§ Assignment: Identify and copy all lines of the material where the string "color" is found.

§ Task inputs:

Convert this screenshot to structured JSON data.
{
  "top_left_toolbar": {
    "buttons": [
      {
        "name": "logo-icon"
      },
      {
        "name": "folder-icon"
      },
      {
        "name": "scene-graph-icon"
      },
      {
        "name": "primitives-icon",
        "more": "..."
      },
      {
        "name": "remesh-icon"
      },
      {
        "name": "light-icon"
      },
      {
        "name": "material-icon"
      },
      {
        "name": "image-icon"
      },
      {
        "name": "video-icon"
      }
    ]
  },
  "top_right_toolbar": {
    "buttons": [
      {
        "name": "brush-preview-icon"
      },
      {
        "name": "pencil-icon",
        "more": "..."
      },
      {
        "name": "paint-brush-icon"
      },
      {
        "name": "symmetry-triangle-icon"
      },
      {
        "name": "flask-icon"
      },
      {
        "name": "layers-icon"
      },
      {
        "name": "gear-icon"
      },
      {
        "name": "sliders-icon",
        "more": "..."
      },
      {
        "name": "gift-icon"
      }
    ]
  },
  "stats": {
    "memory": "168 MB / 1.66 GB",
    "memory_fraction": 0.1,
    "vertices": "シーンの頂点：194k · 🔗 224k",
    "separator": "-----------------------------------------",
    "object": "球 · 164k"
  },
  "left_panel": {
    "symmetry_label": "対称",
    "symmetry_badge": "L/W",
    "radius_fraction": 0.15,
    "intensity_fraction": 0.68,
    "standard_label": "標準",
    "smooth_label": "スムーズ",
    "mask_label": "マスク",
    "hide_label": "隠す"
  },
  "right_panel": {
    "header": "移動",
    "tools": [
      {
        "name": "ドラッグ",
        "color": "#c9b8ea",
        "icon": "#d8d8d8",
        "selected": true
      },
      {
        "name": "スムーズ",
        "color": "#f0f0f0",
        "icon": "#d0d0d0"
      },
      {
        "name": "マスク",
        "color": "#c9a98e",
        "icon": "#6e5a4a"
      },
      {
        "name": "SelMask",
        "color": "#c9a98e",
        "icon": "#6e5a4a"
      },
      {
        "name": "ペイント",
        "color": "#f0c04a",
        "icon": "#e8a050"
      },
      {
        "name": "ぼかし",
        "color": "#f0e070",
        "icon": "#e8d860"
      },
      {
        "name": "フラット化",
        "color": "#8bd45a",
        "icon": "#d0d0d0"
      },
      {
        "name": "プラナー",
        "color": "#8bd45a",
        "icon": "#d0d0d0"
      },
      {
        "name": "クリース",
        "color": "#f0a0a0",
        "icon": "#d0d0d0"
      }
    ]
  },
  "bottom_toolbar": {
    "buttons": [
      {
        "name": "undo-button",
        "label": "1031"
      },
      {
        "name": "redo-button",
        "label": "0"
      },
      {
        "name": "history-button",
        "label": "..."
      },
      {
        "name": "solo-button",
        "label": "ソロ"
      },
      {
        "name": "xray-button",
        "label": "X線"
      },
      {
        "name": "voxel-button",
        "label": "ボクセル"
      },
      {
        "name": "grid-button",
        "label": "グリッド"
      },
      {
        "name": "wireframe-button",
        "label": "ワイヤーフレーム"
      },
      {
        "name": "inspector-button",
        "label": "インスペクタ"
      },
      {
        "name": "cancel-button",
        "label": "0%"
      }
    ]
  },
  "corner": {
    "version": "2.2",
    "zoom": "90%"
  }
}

§ Answer to the exercise:
        "color": "#c9b8ea",
        "color": "#f0f0f0",
        "color": "#c9a98e",
        "color": "#c9a98e",
        "color": "#f0c04a",
        "color": "#f0e070",
        "color": "#8bd45a",
        "color": "#8bd45a",
        "color": "#f0a0a0",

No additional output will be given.